"More races in our time zones are good for the sport," Epstein told Autoweek in May 2021. "I think we're getting double the impact this way."
One of COTA’s biggest obstacles in renewing the deal came from state lawmakers, which seemed to be dragging their feet on giving the track another $25 million in yearly funding to keep the race alive in Texas. It’s unclear whether COTA was successful in locking in the deal.
Regardless, F1 can take the asterisk off of the Austin stop on its 2022 calendar as the city revs up for its 11th U.S. Grand Prix on Oct. 21-23 at Circuit of the Americas.

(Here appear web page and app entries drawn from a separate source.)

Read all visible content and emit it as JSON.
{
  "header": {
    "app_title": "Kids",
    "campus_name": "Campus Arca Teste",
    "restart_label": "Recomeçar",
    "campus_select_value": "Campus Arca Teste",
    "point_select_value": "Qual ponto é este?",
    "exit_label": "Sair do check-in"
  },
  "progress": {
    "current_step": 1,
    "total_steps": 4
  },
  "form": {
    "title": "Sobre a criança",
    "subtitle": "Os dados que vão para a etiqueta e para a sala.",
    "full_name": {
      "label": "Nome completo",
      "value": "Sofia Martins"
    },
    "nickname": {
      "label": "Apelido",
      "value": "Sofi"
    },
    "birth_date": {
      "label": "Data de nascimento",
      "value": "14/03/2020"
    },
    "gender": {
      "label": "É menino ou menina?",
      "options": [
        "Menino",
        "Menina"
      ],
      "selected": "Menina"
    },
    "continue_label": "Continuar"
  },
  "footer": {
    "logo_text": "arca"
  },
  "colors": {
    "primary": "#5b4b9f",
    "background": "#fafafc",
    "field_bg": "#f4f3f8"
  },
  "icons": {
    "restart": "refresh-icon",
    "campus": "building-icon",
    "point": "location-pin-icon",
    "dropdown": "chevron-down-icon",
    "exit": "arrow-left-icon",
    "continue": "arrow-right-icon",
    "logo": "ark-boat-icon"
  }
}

Austin police are investigating the killing of Moriah "Mo" Wilson after she was found with gunshot wounds inside an Austin home.
Wilson, a gravel and mountain bike racer, was visiting Austin from Colorado in preparation for the Gravel Locos race on Saturday taking place in Hico, a small town 2 hours from Austin.
On Wednesday, her roommate came home and found Wilson unresponsive with "a lot of blood near her,” police said. It is now being investigated as a suspicious death. No further information on the suspect or motive behind the killing are available at this time.
Wilson recently had become a full-time biker after winning a slew of races in the past year.
Some of your favorite Instagram filters can’t be used in Texas anymore and Austinites are sounding off on social media.
Meta, Facebook and Instagram’s parent company, announced on Wednesday that certain filters would no longer be available in Texas.
The change is a result of Texas Attorney General Ken Paxton’s lawsuit against Meta, alleging the company uses facial recognition technology that violates laws in Texas. A release from Meta says it stopped using facial recognition tech in November 2021 and denies Paxton’s allegations.
Some Austinites bemoaned the shift, saying some of their favorite filters were now unavailable.
This was my FAVORITE filter on @instagram and they done removed it cause I’m in Texas ! Like wowwwwww pic.twitter.com/uX60hdIC0Q
— Pinkyy Montana (@inkstar_pinkyy) May 11, 2022
i heard that instagram filters got banned in texas? what the actual fuck y’all better give me my favorite filter back
— lia 🤍 (@liatootrill) May 11, 2022
loved this stupid filter sm i hate texas pic.twitter.com/DXr9mmUc64
— birthday boy jeno 🎂 (@beabtox) May 12, 2022
But more often than not, locals joked about the ban.
Texas women seeing the filter ban on IG pic.twitter.com/yDMcP3Qtsr
— Christian (Anabolic) Flores (@christian_flo24) May 11, 2022
So, the state of Texas has banned filter use on IG? THE END IS NEAR. 😂
— THE FRANCHISE! Франшиза (@NYCFranchise718) May 12, 2022
And some in-between chose to show off some natural beauty.
I live in Texas, but no filter needed. 😉 pic.twitter.com/A6teRgYMKn
— bad and bruja (@starseedmami) May 11, 2022
filter, no filter..texas women still reign supreme.
— 🎍 (@_sixile) May 11, 2022
Finally, some are trying to cash in on the opportunity.
Texas IG users- if you want to filter your picture cashapp me $1.50 $ErvnYng
— Gemini (@ervn_y) May 11, 2022
Meta said it plans to create an opt-in system for both Texas and Illinois residents, who are facing the same issues.